At the heart of the collection is the story ‘The Air and its Relatives.’ A woman and her elderly, unwell father are driving a 100 mile trip. They discuss the light and the stars before gently spinning into more abstract discussion of refraction. The father remembers reading to his daughter from the book Further Adventures in the Restless Universe by the physicist Max Born, while the daughter sort of remembers too, but more uncertainly. Again, nothing really happens in the story. They eat food from a greasy paper bag and the daughter smashes a taillight, but every detail, every utterance seems weighed down with significance:
“You blinked,” my father says. “It was your own hesitation.”
“I’m sorry,” I say.
“No matter,” he says, surveying the damage, “at least it was nothing more than a taillight. Things sometimes break.”
It’s hard to pin down what makes this short exchange seem so weighty and poignant, since it’s so matter-of-factly delivered. It follows a neat little cycle, the faint irritation of the father’s initial blame-reaction, followed up by the regret of the daughter and the gentle repentance of the father. It’s notable for the placidity and the exhaustedness of each character’s reactions.

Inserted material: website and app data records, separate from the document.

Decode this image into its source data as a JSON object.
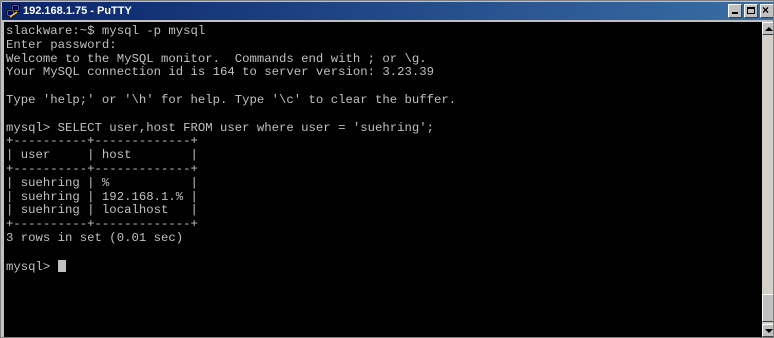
{
  "window": {
    "title": "192.168.1.75 - PuTTY",
    "icon": "putty-icon",
    "title_bar_color": "#0a246a"
  },
  "window_controls": {
    "minimize_icon": "minimize-icon",
    "maximize_icon": "maximize-icon",
    "close_icon": "close-icon",
    "close_glyph": "×"
  },
  "terminal": {
    "background": "#000000",
    "foreground": "#c0c0c0",
    "lines": [
      "slackware:~$ mysql -p mysql",
      "Enter password:",
      "Welcome to the MySQL monitor.  Commands end with ; or \\g.",
      "Your MySQL connection id is 164 to server version: 3.23.39",
      "",
      "Type 'help;' or '\\h' for help. Type '\\c' to clear the buffer.",
      "",
      "mysql> SELECT user,host FROM user where user = 'suehring';",
      "+----------+-------------+",
      "| user     | host        |",
      "+----------+-------------+",
      "| suehring | %           |",
      "| suehring | 192.168.1.% |",
      "| suehring | localhost   |",
      "+----------+-------------+",
      "3 rows in set (0.01 sec)",
      ""
    ],
    "prompt": "mysql> "
  },
  "scrollbar": {
    "up_icon": "scroll-up-arrow-icon",
    "down_icon": "scroll-down-arrow-icon"
  }
}
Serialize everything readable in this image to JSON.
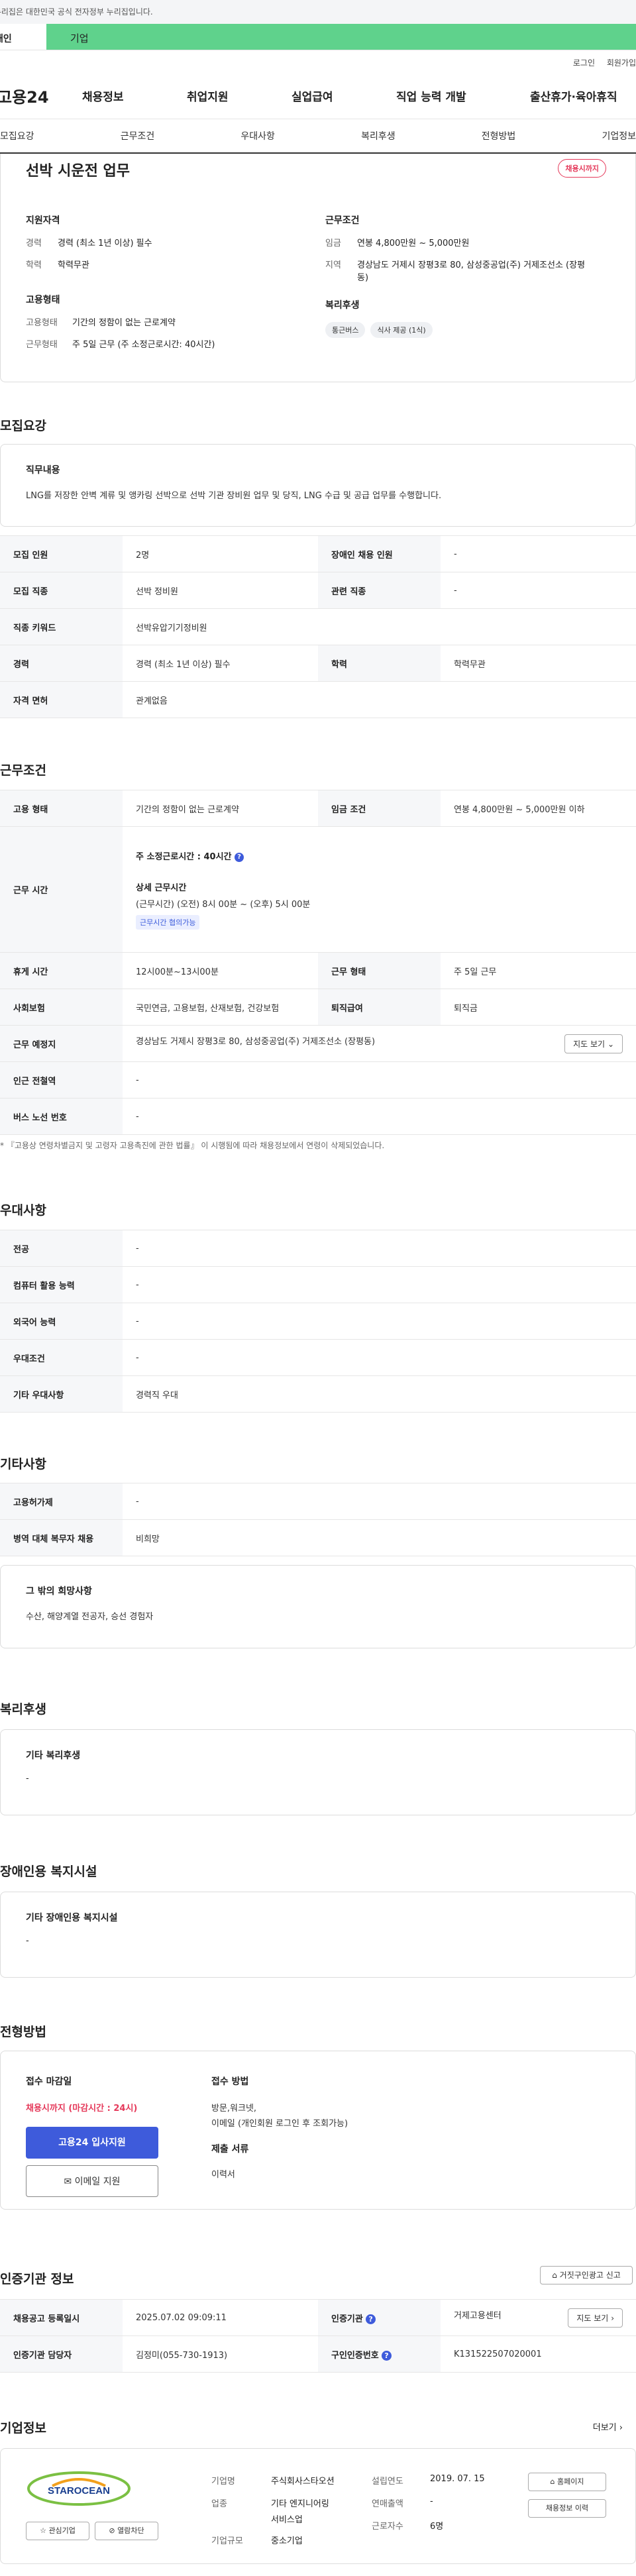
{
  "gov_banner": "이 누리집은 대한민국 공식 전자정부 누리집입니다.",
  "tabs": {
    "personal": "개인",
    "business": "기업"
  },
  "util": {
    "login": "로그인",
    "signup": "회원가입"
  },
  "gnb": {
    "logo": "고용24",
    "menus": [
      "채용정보",
      "취업지원",
      "실업급여",
      "직업 능력 개발",
      "출산휴가·육아휴직"
    ]
  },
  "subnav": [
    "모집요강",
    "근무조건",
    "우대사항",
    "복리후생",
    "전형방법",
    "기업정보"
  ],
  "summary": {
    "title": "선박 시운전 업무",
    "badge": "채용시까지",
    "qual_title": "지원자격",
    "career_k": "경력",
    "career_v": "경력 (최소 1년 이상) 필수",
    "edu_k": "학력",
    "edu_v": "학력무관",
    "emp_title": "고용형태",
    "emptype_k": "고용형태",
    "emptype_v": "기간의 정함이 없는 근로계약",
    "worktype_k": "근무형태",
    "worktype_v": "주 5일 근무 (주 소정근로시간: 40시간)",
    "cond_title": "근무조건",
    "wage_k": "임금",
    "wage_v": "연봉 4,800만원 ~ 5,000만원",
    "loc_k": "지역",
    "loc_v": "경상남도 거제시 장평3로 80, 삼성중공업(주) 거제조선소 (장평동)",
    "welfare_title": "복리후생",
    "chips": [
      "통근버스",
      "식사 제공 (1식)"
    ]
  },
  "recruit": {
    "title": "모집요강",
    "duty_title": "직무내용",
    "duty_text": "LNG를 저장한 안벽 계류 및 앵카링 선박으로 선박 기관 장비원 업무 및 당직, LNG 수급 및 공급 업무를 수행합니다.",
    "rows": [
      {
        "k1": "모집 인원",
        "v1": "2명",
        "k2": "장애인 채용 인원",
        "v2": "-"
      },
      {
        "k1": "모집 직종",
        "v1": "선박 정비원",
        "k2": "관련 직종",
        "v2": "-"
      },
      {
        "k1": "직종 키워드",
        "v1": "선박유압기기정비원"
      },
      {
        "k1": "경력",
        "v1": "경력 (최소 1년 이상) 필수",
        "k2": "학력",
        "v2": "학력무관"
      },
      {
        "k1": "자격 면허",
        "v1": "관계없음"
      }
    ]
  },
  "work": {
    "title": "근무조건",
    "emptype_k": "고용 형태",
    "emptype_v": "기간의 정함이 없는 근로계약",
    "wage_k": "임금 조건",
    "wage_v": "연봉 4,800만원 ~ 5,000만원 이하",
    "hours_k": "근무 시간",
    "hours_main": "주 소정근로시간 : 40시간",
    "hours_detail_title": "상세 근무시간",
    "hours_detail": "(근무시간) (오전) 8시 00분 ~ (오후) 5시 00분",
    "hours_badge": "근무시간 협의가능",
    "rest_k": "휴게 시간",
    "rest_v": "12시00분~13시00분",
    "form_k": "근무 형태",
    "form_v": "주 5일 근무",
    "ins_k": "사회보험",
    "ins_v": "국민연금, 고용보험, 산재보험, 건강보험",
    "ret_k": "퇴직급여",
    "ret_v": "퇴직금",
    "place_k": "근무 예정지",
    "place_v": "경상남도 거제시 장평3로 80, 삼성중공업(주) 거제조선소 (장평동)",
    "map_btn": "지도 보기",
    "sub_k": "인근 전철역",
    "sub_v": "-",
    "bus_k": "버스 노선 번호",
    "bus_v": "-",
    "note": "* 『고용상 연령차별금지 및 고령자 고용촉진에 관한 법률』 이 시행됨에 따라 채용정보에서 연령이 삭제되었습니다."
  },
  "pref": {
    "title": "우대사항",
    "rows": [
      {
        "k": "전공",
        "v": "-"
      },
      {
        "k": "컴퓨터 활용 능력",
        "v": "-"
      },
      {
        "k": "외국어 능력",
        "v": "-"
      },
      {
        "k": "우대조건",
        "v": "-"
      },
      {
        "k": "기타 우대사항",
        "v": "경력직 우대"
      }
    ]
  },
  "etc": {
    "title": "기타사항",
    "rows": [
      {
        "k": "고용허가제",
        "v": "-"
      },
      {
        "k": "병역 대체 복무자 채용",
        "v": "비희망"
      }
    ],
    "box_title": "그 밖의 희망사항",
    "box_text": "수산, 해양계열 전공자, 승선 경험자"
  },
  "welfare": {
    "title": "복리후생",
    "box_title": "기타 복리후생",
    "box_text": "-"
  },
  "disabled": {
    "title": "장애인용 복지시설",
    "box_title": "기타 장애인용 복지시설",
    "box_text": "-"
  },
  "selection": {
    "title": "전형방법",
    "deadline_title": "접수 마감일",
    "deadline": "채용시까지 (마감시간 : 24시)",
    "apply_btn": "고용24 입사지원",
    "email_btn": "이메일 지원",
    "method_title": "접수 방법",
    "method_text1": "방문,워크넷,",
    "method_text2": "이메일 (개인회원 로그인 후 조회가능)",
    "docs_title": "제출 서류",
    "docs_text": "이력서"
  },
  "cert": {
    "title": "인증기관 정보",
    "report_btn": "거짓구인광고 신고",
    "reg_k": "채용공고 등록일시",
    "reg_v": "2025.07.02 09:09:11",
    "org_k": "인증기관",
    "org_v": "거제고용센터",
    "map_btn": "지도 보기",
    "mgr_k": "인증기관 담당자",
    "mgr_v": "김정미(055-730-1913)",
    "no_k": "구인인증번호",
    "no_v": "K131522507020001"
  },
  "company": {
    "title": "기업정보",
    "more": "더보기",
    "logo_text": "STAROCEAN",
    "fav_btn": "관심기업",
    "block_btn": "열람차단",
    "name_k": "기업명",
    "name_v": "주식회사스타오션",
    "ind_k": "업종",
    "ind_v1": "기타 엔지니어링",
    "ind_v2": "서비스업",
    "size_k": "기업규모",
    "size_v": "중소기업",
    "year_k": "설립연도",
    "year_v": "2019. 07. 15",
    "sales_k": "연매출액",
    "sales_v": "-",
    "emp_k": "근로자수",
    "emp_v": "6명",
    "home_btn": "홈페이지",
    "hist_btn": "채용정보 이력"
  },
  "colors": {
    "accent": "#3e5bdb",
    "green": "#5fd28c",
    "red": "#e5395a"
  }
}
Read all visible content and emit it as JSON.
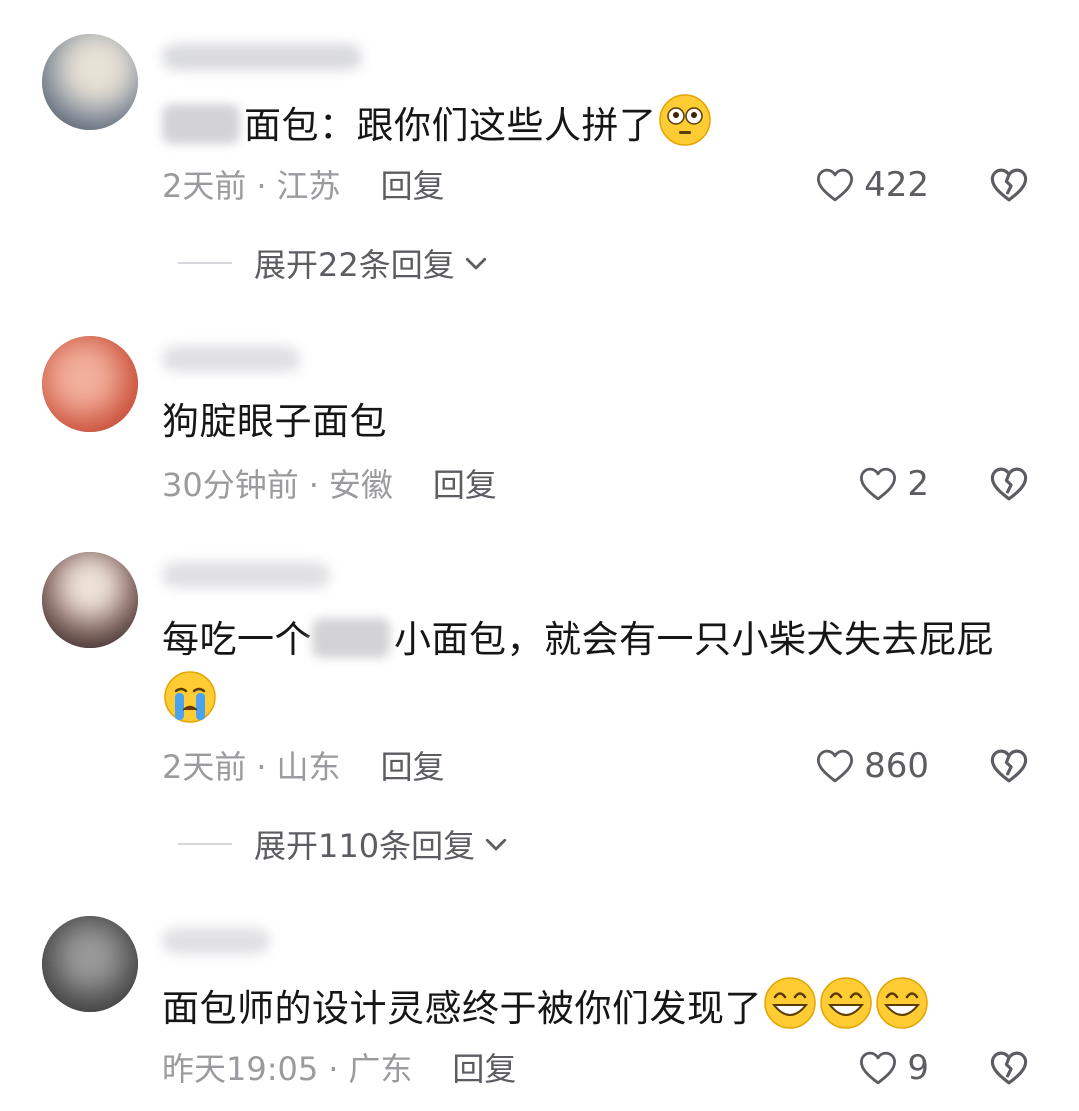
{
  "comments": [
    {
      "text_after_blur": "面包：跟你们这些人拼了",
      "emoji": "flushed-face-icon",
      "time": "2天前",
      "location": "江苏",
      "reply_label": "回复",
      "likes": "422",
      "expand_label": "展开22条回复"
    },
    {
      "text": "狗腚眼子面包",
      "time": "30分钟前",
      "location": "安徽",
      "reply_label": "回复",
      "likes": "2"
    },
    {
      "text_before_blur": "每吃一个",
      "text_after_blur": "小面包，就会有一只小柴犬失去屁屁",
      "emoji": "crying-face-icon",
      "time": "2天前",
      "location": "山东",
      "reply_label": "回复",
      "likes": "860",
      "expand_label": "展开110条回复"
    },
    {
      "text": "面包师的设计灵感终于被你们发现了",
      "emoji": "grinning-face-icon",
      "time": "昨天19:05",
      "location": "广东",
      "reply_label": "回复",
      "likes": "9"
    }
  ],
  "separator": "·",
  "colors": {
    "text": "#161616",
    "meta": "#9a9a9f",
    "action": "#5c5c62",
    "emoji": "#ffcc33"
  }
}
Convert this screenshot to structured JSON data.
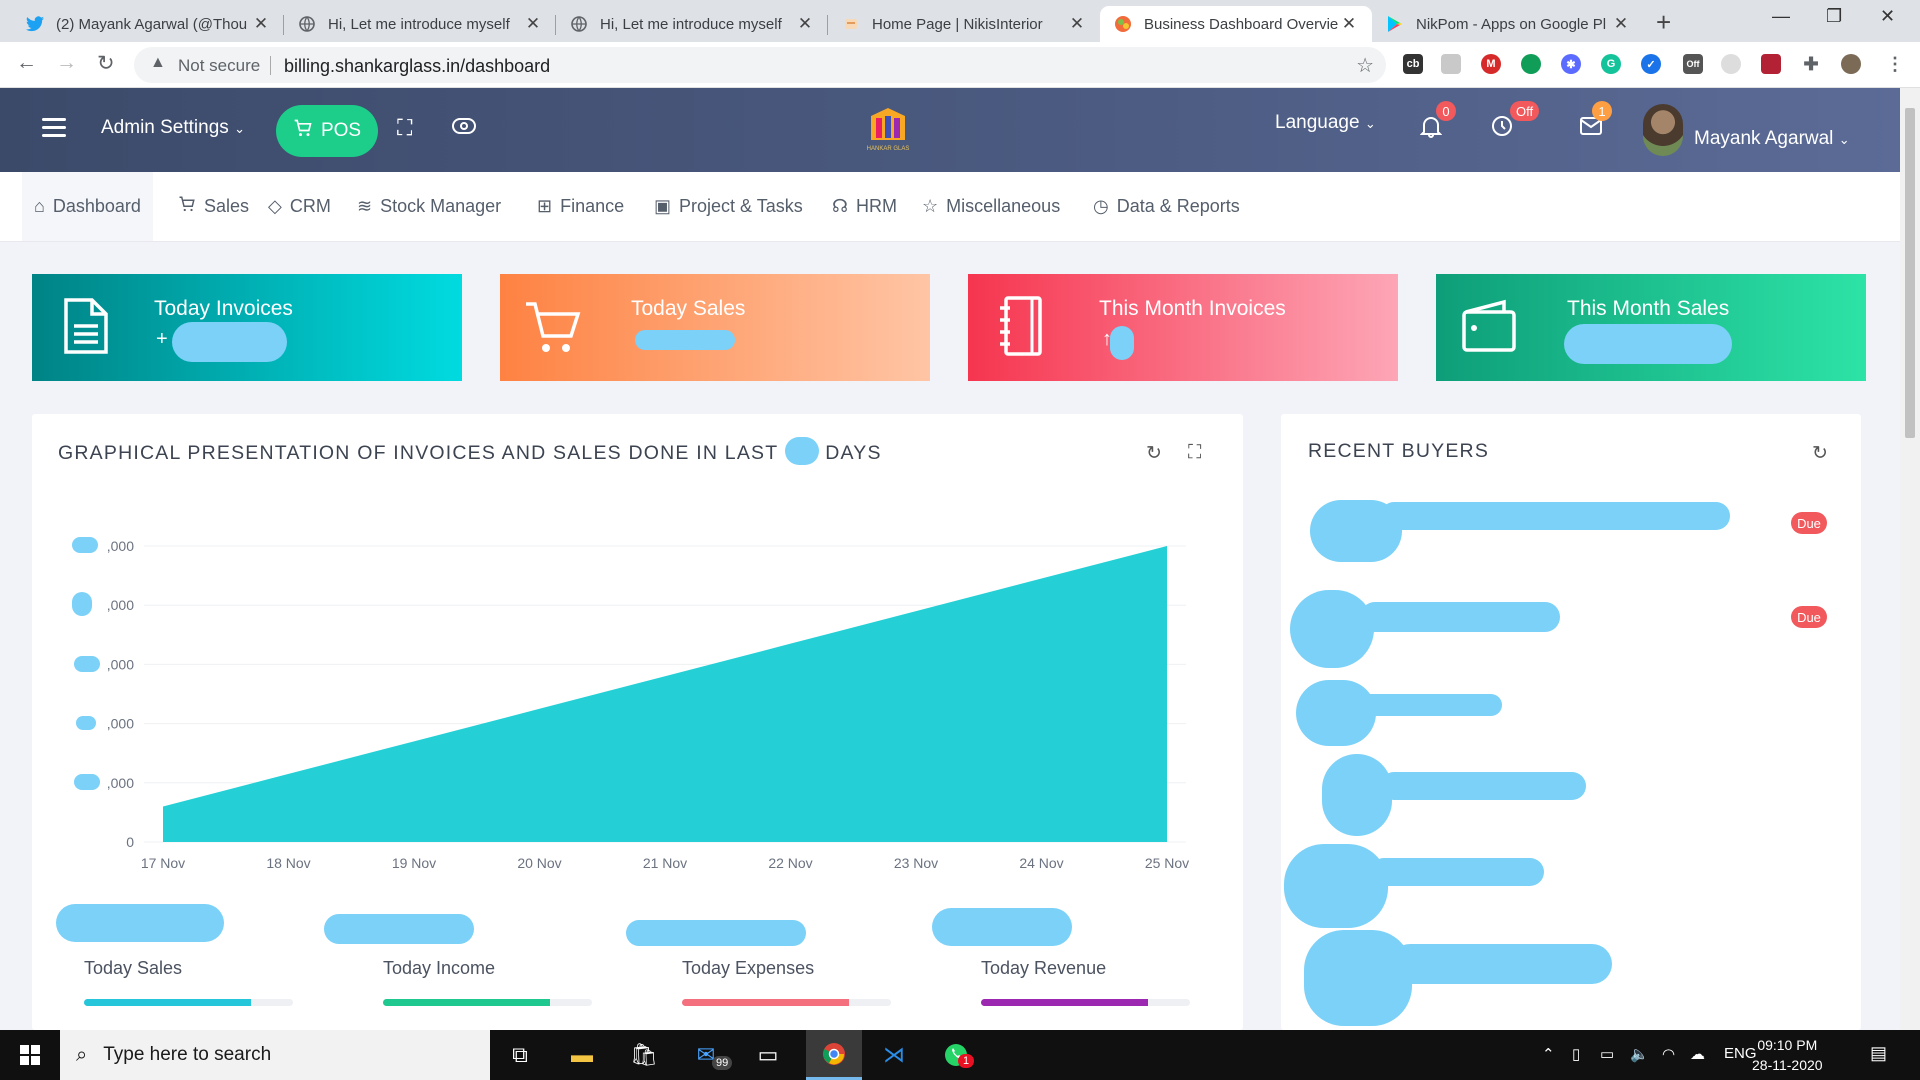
{
  "browser": {
    "tabs": [
      {
        "title": "(2) Mayank Agarwal (@Thou",
        "icon": "twitter-icon"
      },
      {
        "title": "Hi, Let me introduce myself",
        "icon": "globe-icon"
      },
      {
        "title": "Hi, Let me introduce myself",
        "icon": "globe-icon"
      },
      {
        "title": "Home Page | NikisInterior",
        "icon": "page-icon"
      },
      {
        "title": "Business Dashboard Overvie",
        "icon": "dashboard-icon"
      },
      {
        "title": "NikPom - Apps on Google Pl",
        "icon": "play-store-icon"
      }
    ],
    "active_tab": 4,
    "not_secure": "Not secure",
    "url": "billing.shankarglass.in/dashboard",
    "ext_badges": {
      "cb": "cb",
      "off": "Off"
    }
  },
  "header": {
    "admin_settings": "Admin Settings",
    "pos_label": "POS",
    "logo_text": "SHANKAR GLASS",
    "language": "Language",
    "notifications_count": "0",
    "clock_status": "Off",
    "messages_count": "1",
    "user_name": "Mayank Agarwal"
  },
  "menu": [
    {
      "label": "Dashboard",
      "icon": "home-icon"
    },
    {
      "label": "Sales",
      "icon": "cart-icon"
    },
    {
      "label": "CRM",
      "icon": "diamond-icon"
    },
    {
      "label": "Stock Manager",
      "icon": "layers-icon"
    },
    {
      "label": "Finance",
      "icon": "calculator-icon"
    },
    {
      "label": "Project & Tasks",
      "icon": "briefcase-icon"
    },
    {
      "label": "HRM",
      "icon": "user-icon"
    },
    {
      "label": "Miscellaneous",
      "icon": "star-icon"
    },
    {
      "label": "Data & Reports",
      "icon": "clock-icon"
    }
  ],
  "cards": [
    {
      "title": "Today Invoices",
      "prefix": "+",
      "colors": [
        "#008385",
        "#00dbe0"
      ]
    },
    {
      "title": "Today Sales",
      "prefix": "",
      "colors": [
        "#fe8242",
        "#ffc5a5"
      ]
    },
    {
      "title": "This Month Invoices",
      "prefix": "↑",
      "colors": [
        "#f6354f",
        "#fda6b6"
      ]
    },
    {
      "title": "This Month Sales",
      "prefix": "",
      "colors": [
        "#0e9e79",
        "#2de3a6"
      ]
    }
  ],
  "graph_panel": {
    "title_start": "GRAPHICAL PRESENTATION OF INVOICES AND SALES DONE IN LAST",
    "title_end": "DAYS"
  },
  "chart_data": {
    "type": "area",
    "x": [
      "17 Nov",
      "18 Nov",
      "19 Nov",
      "20 Nov",
      "21 Nov",
      "22 Nov",
      "23 Nov",
      "24 Nov",
      "25 Nov"
    ],
    "y_tick_labels": [
      ",000",
      ",000",
      ",000",
      ",000",
      ",000",
      "0"
    ],
    "values_fraction_of_axis": [
      0.12,
      0.23,
      0.34,
      0.45,
      0.56,
      0.67,
      0.78,
      0.89,
      1.0
    ],
    "color": "#24d0d6",
    "grid": true
  },
  "kpis": [
    {
      "label": "Today Sales",
      "progress": 0.8,
      "color": "#26c6da"
    },
    {
      "label": "Today Income",
      "progress": 0.8,
      "color": "#1ec88f"
    },
    {
      "label": "Today Expenses",
      "progress": 0.8,
      "color": "#f4707f"
    },
    {
      "label": "Today Revenue",
      "progress": 0.8,
      "color": "#9c27b0"
    }
  ],
  "recent_buyers": {
    "title": "RECENT BUYERS",
    "due_label": "Due"
  },
  "taskbar": {
    "search_placeholder": "Type here to search",
    "mail_badge": "99",
    "whatsapp_badge": "1",
    "lang": "ENG",
    "time": "09:10 PM",
    "date": "28-11-2020"
  }
}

The longer stories in the book can feel confusing as they develop in short, fragmented and episodic mini-chapters, mixing ephemeral thoughts with snippets of dialogue, observations and rarely if ever description of the world the characters inhabit. The second story in the collection ‘Her Purchase’ revolves around a mother and her young son Jerome. They drive, go to museums, chat and stay in a motel. Told in flashes, with ellipses and jumps from one to the next, it’s a heady, difficult-to-follow narrative, concluding in a powerful realisation when at the end of the story Jerome’s mother prays: “Wait” “Wait.” It’s only at this point that our readerly confusion and restlessness merges with the mother’s own fear for Jerome’s growing up too quickly, a sense that she too is caught up in the bewildering effect of this rapid, jump-cut, too-fast narrative, her son’s life.
The stories in Dawn Raffel’s Further Adventures in the Restless Universe are inventive explorations of family relationships in which not a lot happens and, in spite of all the dialogue, not a lot is actually said. In its very lack of drama though and the sparseness of her prose, what does happen and what is said is often quietly but surely heartbreaking.
ABOUT THE AUTHOR
Colin Herd lives and writes in Edinburgh. He is co-editor of Anything Anymore Anywhere. Poems have recently appeared in Shampoo, Streetcake, Velvet Mafia, Gutter and Pop Serial, and reviews in the blog of Chroma journal. His chapbook, Like, is published by Knives Forks and Spoons Press.
First published in 3:AM Magazine: Monday, January 24th, 2011.